Jockey has been there before - No one has ever come closer to winning the Triple Crown without winning it that Desormeaux did in 1998 on Real Quiet when he lost by a short nose. He'd also come into the Preakness on an overwhelming favorite with Fusaichi Pegasus in 2000 and fallen short. There is no jockey out there that is better suited to the pressure and scrutiny of this situation, and he has learned from what didn't work before.

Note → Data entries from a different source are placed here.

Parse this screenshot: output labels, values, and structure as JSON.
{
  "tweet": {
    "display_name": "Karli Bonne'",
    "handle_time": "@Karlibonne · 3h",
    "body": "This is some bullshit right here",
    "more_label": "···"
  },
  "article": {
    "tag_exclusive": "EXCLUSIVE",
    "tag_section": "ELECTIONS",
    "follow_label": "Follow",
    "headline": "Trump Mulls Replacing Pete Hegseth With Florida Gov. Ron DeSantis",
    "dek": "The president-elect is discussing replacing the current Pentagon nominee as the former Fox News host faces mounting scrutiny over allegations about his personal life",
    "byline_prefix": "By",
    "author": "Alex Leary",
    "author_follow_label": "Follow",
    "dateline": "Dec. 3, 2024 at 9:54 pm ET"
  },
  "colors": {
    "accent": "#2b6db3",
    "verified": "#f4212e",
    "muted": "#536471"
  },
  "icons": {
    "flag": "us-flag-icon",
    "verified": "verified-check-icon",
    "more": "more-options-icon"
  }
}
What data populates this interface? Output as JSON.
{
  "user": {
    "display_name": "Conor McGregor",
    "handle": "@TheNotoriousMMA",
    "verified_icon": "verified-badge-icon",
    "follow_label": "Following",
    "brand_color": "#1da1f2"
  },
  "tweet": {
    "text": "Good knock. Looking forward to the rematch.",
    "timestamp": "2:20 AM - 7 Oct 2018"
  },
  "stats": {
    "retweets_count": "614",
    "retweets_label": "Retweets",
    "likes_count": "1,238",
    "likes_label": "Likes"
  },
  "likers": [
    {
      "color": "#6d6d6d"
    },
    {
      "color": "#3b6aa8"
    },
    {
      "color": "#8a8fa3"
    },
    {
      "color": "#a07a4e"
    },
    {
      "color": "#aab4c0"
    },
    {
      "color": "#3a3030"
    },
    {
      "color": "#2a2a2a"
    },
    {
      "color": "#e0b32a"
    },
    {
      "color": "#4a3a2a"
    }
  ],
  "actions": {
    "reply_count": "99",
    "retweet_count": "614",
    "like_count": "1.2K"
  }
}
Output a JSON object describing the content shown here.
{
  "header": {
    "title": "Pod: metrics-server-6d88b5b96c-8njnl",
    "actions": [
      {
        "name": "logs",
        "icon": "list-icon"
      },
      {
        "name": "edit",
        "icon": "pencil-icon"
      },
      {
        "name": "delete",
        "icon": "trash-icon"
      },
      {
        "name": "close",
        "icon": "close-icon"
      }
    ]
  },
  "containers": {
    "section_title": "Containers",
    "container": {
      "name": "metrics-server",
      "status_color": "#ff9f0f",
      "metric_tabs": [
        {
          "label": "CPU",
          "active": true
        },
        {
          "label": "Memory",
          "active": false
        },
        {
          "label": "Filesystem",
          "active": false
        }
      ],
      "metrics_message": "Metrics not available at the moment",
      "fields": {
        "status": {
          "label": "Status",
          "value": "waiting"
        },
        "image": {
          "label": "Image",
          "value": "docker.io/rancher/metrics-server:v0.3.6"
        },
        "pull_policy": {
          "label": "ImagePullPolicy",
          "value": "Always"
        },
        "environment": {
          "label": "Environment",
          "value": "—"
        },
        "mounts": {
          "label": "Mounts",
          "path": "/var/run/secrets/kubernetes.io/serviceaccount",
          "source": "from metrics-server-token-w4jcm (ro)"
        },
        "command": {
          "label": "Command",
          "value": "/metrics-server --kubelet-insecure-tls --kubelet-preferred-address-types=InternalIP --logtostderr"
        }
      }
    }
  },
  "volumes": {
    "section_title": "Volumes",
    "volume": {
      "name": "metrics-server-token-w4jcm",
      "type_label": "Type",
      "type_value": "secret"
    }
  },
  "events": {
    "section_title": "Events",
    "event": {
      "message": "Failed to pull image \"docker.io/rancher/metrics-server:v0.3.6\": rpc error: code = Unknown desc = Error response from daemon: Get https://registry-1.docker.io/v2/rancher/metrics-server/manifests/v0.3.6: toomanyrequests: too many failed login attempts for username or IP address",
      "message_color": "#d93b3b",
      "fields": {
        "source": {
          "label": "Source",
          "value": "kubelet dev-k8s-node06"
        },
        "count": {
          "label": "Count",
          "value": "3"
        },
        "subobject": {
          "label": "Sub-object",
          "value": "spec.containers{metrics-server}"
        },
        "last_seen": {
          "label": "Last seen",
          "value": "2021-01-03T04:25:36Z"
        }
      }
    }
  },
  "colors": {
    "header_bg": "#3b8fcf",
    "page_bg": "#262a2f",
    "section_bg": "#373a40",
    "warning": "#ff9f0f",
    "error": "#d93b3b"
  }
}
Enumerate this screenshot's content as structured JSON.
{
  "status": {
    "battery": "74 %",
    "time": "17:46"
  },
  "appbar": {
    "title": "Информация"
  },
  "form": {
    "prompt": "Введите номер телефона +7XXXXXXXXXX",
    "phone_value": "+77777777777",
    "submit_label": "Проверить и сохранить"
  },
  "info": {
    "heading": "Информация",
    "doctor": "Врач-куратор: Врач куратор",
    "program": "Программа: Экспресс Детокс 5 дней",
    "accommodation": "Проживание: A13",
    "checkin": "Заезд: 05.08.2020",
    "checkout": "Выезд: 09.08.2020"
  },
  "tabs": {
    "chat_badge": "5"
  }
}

It's hard to imagine a scenario in which he gets beat - There is a chance that Casino Drive is legitimate, but he is so untested that he makes Big Brown look like a grizzled veteran. Unless Casino Drive is a super freak, though, it's hard to see how he could get in trouble. He's handled any post position thrown at him. He has an incredible ability to avoid trouble, and he'll have all the room he needs to do so in the Belmont because of the length and the size of the track. He can set the pace or he can sit off of it. There is obviously no guarantee that he will win, but it seems likely that the only horse that can beat him is himself.
His lodgings - Empire Maker was heavily favored in the 2003 Derby, but he got beat by Funny Cide. He took the Preakness off and then returned for the Belmont and cruised to a dominating win. Dutrow stables his horses at Aqueduct, not Belmont, so he is staying with trainer Bobby Frankel at Belmont. Frankel trained Empire Maker, and Big Brown is staying in the same stall as that horse did. Maybe some of the karma will rub off on him.
We're due - After 30 years of agony and 10 near misses, surely it is time for fate to reward us and finally give us a Triple Crown winner. I'm certain we deserve it.